for the weekend have opted to stay at home.
Avenida Revolución in downtown Tijuana, which at weekends used to be full of US citizens looking for a wild time, is all but empty. Outside Pato's, a sleazy-looking
nightclub on Revolución, two men in bow ties
try without success to entice tourists to go inside. They say business is down at least 50 per cent compared with two or three years ago.
The impact of all of this on border traffic has been devastating
. According to the US Customs and Border Protection, the number of pedestrians and private vehicles crossing into the US in the South Texas region, traditionally one of the busiest, has dropped 21.6 per cent and 17.7 per cent since 1999, respectively. The fall-off has been so great that many academics have begun to ask themselves: whatever happened to Nafta, the 1994 free-trade agreement
between the US, Canada and Mexico?

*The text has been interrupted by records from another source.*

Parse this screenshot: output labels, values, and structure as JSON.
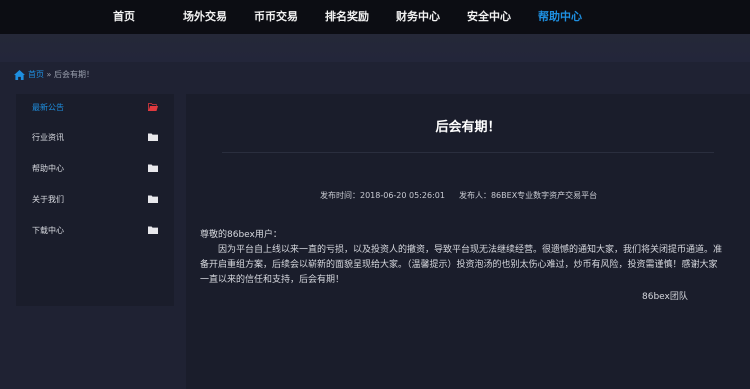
{
  "nav": {
    "items": [
      {
        "label": "首页"
      },
      {
        "label": "场外交易"
      },
      {
        "label": "币币交易"
      },
      {
        "label": "排名奖励"
      },
      {
        "label": "财务中心"
      },
      {
        "label": "安全中心"
      },
      {
        "label": "帮助中心"
      }
    ],
    "active": "帮助中心"
  },
  "breadcrumb": {
    "home": "首页",
    "separator": "»",
    "current": "后会有期！"
  },
  "sidebar": {
    "items": [
      {
        "label": "最新公告",
        "icon": "folder-open-icon"
      },
      {
        "label": "行业资讯",
        "icon": "folder-icon"
      },
      {
        "label": "帮助中心",
        "icon": "folder-icon"
      },
      {
        "label": "关于我们",
        "icon": "folder-icon"
      },
      {
        "label": "下载中心",
        "icon": "folder-icon"
      }
    ],
    "active": "最新公告"
  },
  "article": {
    "title": "后会有期！",
    "publish_time": "发布时间：2018-06-20 05:26:01",
    "publisher": "发布人：86BEX专业数字资产交易平台",
    "greeting": "尊敬的86bex用户：",
    "body": "因为平台自上线以来一直的亏损，以及投资人的撤资，导致平台现无法继续经营。很遗憾的通知大家，我们将关闭提币通道。准备开启重组方案，后续会以崭新的面貌呈现给大家。（温馨提示）投资泡汤的也别太伤心难过，炒币有风险，投资需谨慎！感谢大家一直以来的信任和支持，后会有期！",
    "signature": "86bex团队"
  },
  "colors": {
    "accent": "#1e8fe0",
    "active_folder": "#e0393e",
    "nav_bg": "#0c0d13",
    "panel_bg": "#1a1d2b",
    "page_bg": "#1f2233"
  }
}
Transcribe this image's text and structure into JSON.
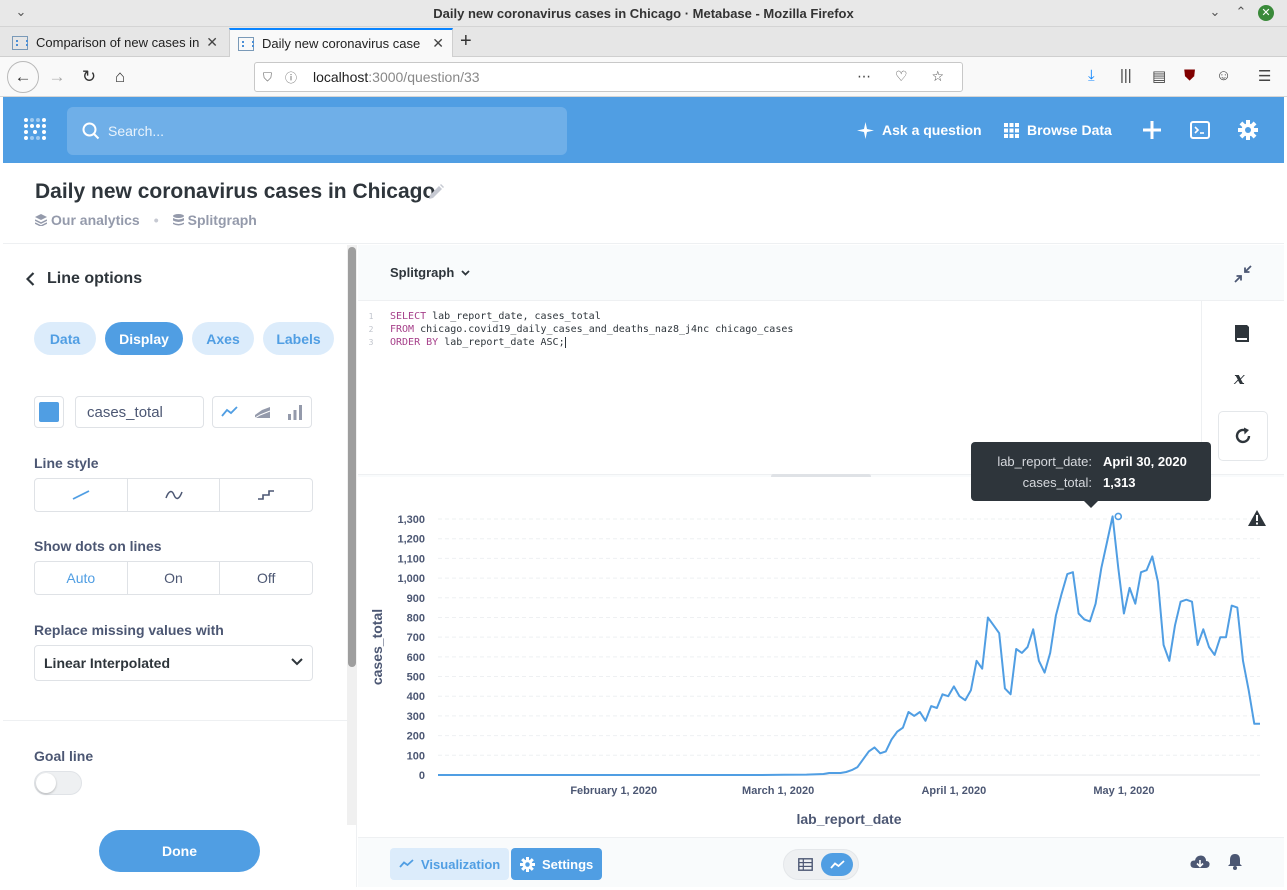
{
  "window": {
    "title": "Daily new coronavirus cases in Chicago · Metabase - Mozilla Firefox"
  },
  "tabs": [
    {
      "label": "Comparison of new cases in",
      "active": false
    },
    {
      "label": "Daily new coronavirus case",
      "active": true
    }
  ],
  "browser": {
    "url_host": "localhost",
    "url_rest": ":3000/question/33"
  },
  "nav": {
    "search_placeholder": "Search...",
    "ask_question": "Ask a question",
    "browse_data": "Browse Data"
  },
  "question": {
    "title": "Daily new coronavirus cases in Chicago",
    "collection": "Our analytics",
    "database": "Splitgraph"
  },
  "sidebar": {
    "back_label": "Line options",
    "tabs": [
      "Data",
      "Display",
      "Axes",
      "Labels"
    ],
    "active_tab": "Display",
    "series_name": "cases_total",
    "series_color": "#509ee3",
    "line_style_label": "Line style",
    "show_dots_label": "Show dots on lines",
    "show_dots_options": [
      "Auto",
      "On",
      "Off"
    ],
    "show_dots_selected": "Auto",
    "replace_missing_label": "Replace missing values with",
    "replace_missing_value": "Linear Interpolated",
    "goal_line_label": "Goal line",
    "goal_line_enabled": false,
    "done_label": "Done"
  },
  "editor": {
    "database": "Splitgraph",
    "lines": [
      {
        "num": "1",
        "kw": "SELECT",
        "rest": " lab_report_date, cases_total"
      },
      {
        "num": "2",
        "kw": "FROM",
        "rest": " chicago.covid19_daily_cases_and_deaths_naz8_j4nc chicago_cases"
      },
      {
        "num": "3",
        "kw": "ORDER BY",
        "rest": " lab_report_date ASC;"
      }
    ]
  },
  "tooltip": {
    "key1": "lab_report_date:",
    "val1": "April 30, 2020",
    "key2": "cases_total:",
    "val2": "1,313"
  },
  "footer": {
    "visualization_label": "Visualization",
    "settings_label": "Settings"
  },
  "colors": {
    "brand": "#509ee3",
    "line": "#509ee3",
    "text_dark": "#2e353b",
    "text_medium": "#4c5773"
  },
  "chart_data": {
    "type": "line",
    "xlabel": "lab_report_date",
    "ylabel": "cases_total",
    "ylim": [
      0,
      1300
    ],
    "yticks": [
      0,
      100,
      200,
      300,
      400,
      500,
      600,
      700,
      800,
      900,
      1000,
      1100,
      1200,
      1300
    ],
    "ytick_labels": [
      "0",
      "100",
      "200",
      "300",
      "400",
      "500",
      "600",
      "700",
      "800",
      "900",
      "1,000",
      "1,100",
      "1,200",
      "1,300"
    ],
    "xticks": [
      "2020-02-01",
      "2020-03-01",
      "2020-04-01",
      "2020-05-01"
    ],
    "xtick_labels": [
      "February 1, 2020",
      "March 1, 2020",
      "April 1, 2020",
      "May 1, 2020"
    ],
    "x_start": "2020-01-01",
    "x_end": "2020-05-25",
    "grid": true,
    "highlight": {
      "x": "2020-04-30",
      "y": 1313
    },
    "series": [
      {
        "name": "cases_total",
        "x": [
          "2020-01-01",
          "2020-01-08",
          "2020-01-15",
          "2020-01-22",
          "2020-01-29",
          "2020-02-05",
          "2020-02-12",
          "2020-02-19",
          "2020-02-26",
          "2020-03-02",
          "2020-03-06",
          "2020-03-09",
          "2020-03-10",
          "2020-03-11",
          "2020-03-12",
          "2020-03-13",
          "2020-03-14",
          "2020-03-15",
          "2020-03-16",
          "2020-03-17",
          "2020-03-18",
          "2020-03-19",
          "2020-03-20",
          "2020-03-21",
          "2020-03-22",
          "2020-03-23",
          "2020-03-24",
          "2020-03-25",
          "2020-03-26",
          "2020-03-27",
          "2020-03-28",
          "2020-03-29",
          "2020-03-30",
          "2020-03-31",
          "2020-04-01",
          "2020-04-02",
          "2020-04-03",
          "2020-04-04",
          "2020-04-05",
          "2020-04-06",
          "2020-04-07",
          "2020-04-08",
          "2020-04-09",
          "2020-04-10",
          "2020-04-11",
          "2020-04-12",
          "2020-04-13",
          "2020-04-14",
          "2020-04-15",
          "2020-04-16",
          "2020-04-17",
          "2020-04-18",
          "2020-04-19",
          "2020-04-20",
          "2020-04-21",
          "2020-04-22",
          "2020-04-23",
          "2020-04-24",
          "2020-04-25",
          "2020-04-26",
          "2020-04-27",
          "2020-04-28",
          "2020-04-29",
          "2020-04-30",
          "2020-05-01",
          "2020-05-02",
          "2020-05-03",
          "2020-05-04",
          "2020-05-05",
          "2020-05-06",
          "2020-05-07",
          "2020-05-08",
          "2020-05-09",
          "2020-05-10",
          "2020-05-11",
          "2020-05-12",
          "2020-05-13",
          "2020-05-14",
          "2020-05-15",
          "2020-05-16",
          "2020-05-17",
          "2020-05-18",
          "2020-05-19",
          "2020-05-20",
          "2020-05-21",
          "2020-05-22",
          "2020-05-23",
          "2020-05-24",
          "2020-05-25"
        ],
        "values": [
          0,
          0,
          0,
          0,
          0,
          0,
          0,
          0,
          0,
          1,
          2,
          5,
          10,
          10,
          10,
          15,
          25,
          40,
          80,
          120,
          140,
          110,
          120,
          180,
          220,
          240,
          320,
          300,
          320,
          275,
          350,
          340,
          410,
          400,
          450,
          400,
          380,
          430,
          580,
          540,
          800,
          760,
          720,
          440,
          410,
          640,
          620,
          650,
          740,
          580,
          520,
          620,
          810,
          920,
          1020,
          1030,
          820,
          790,
          780,
          870,
          1050,
          1180,
          1313,
          1050,
          820,
          950,
          870,
          1030,
          1040,
          1110,
          980,
          660,
          580,
          760,
          880,
          890,
          880,
          660,
          740,
          650,
          610,
          700,
          700,
          860,
          850,
          580,
          430,
          260,
          260
        ]
      }
    ]
  }
}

It is against this backdrop of more restricted borders, drugs-related violence and dying border tourism that companies in the region are trying to operate. Both US and Mexican businesses with cross-border trade complain about worsening bottlenecks
to enter the US.
Gustavo del Castillo, a Mexican academic at the College of the Northern Frontier in Baja California, argues that many of these delays are caused by the absence of infrastructure investment, particularly on the US side. "Unfortunately, commerce is not a priority for the US," he concludes.
Clinton Roberts, a Texan construction worker from Marathon, 70 miles from the border, is in no doubt about what all of this means. "We shared a border culture with the Mexicans that I, as a Texan, was proud to be a part of," he says. "Now that culture is being destroyed."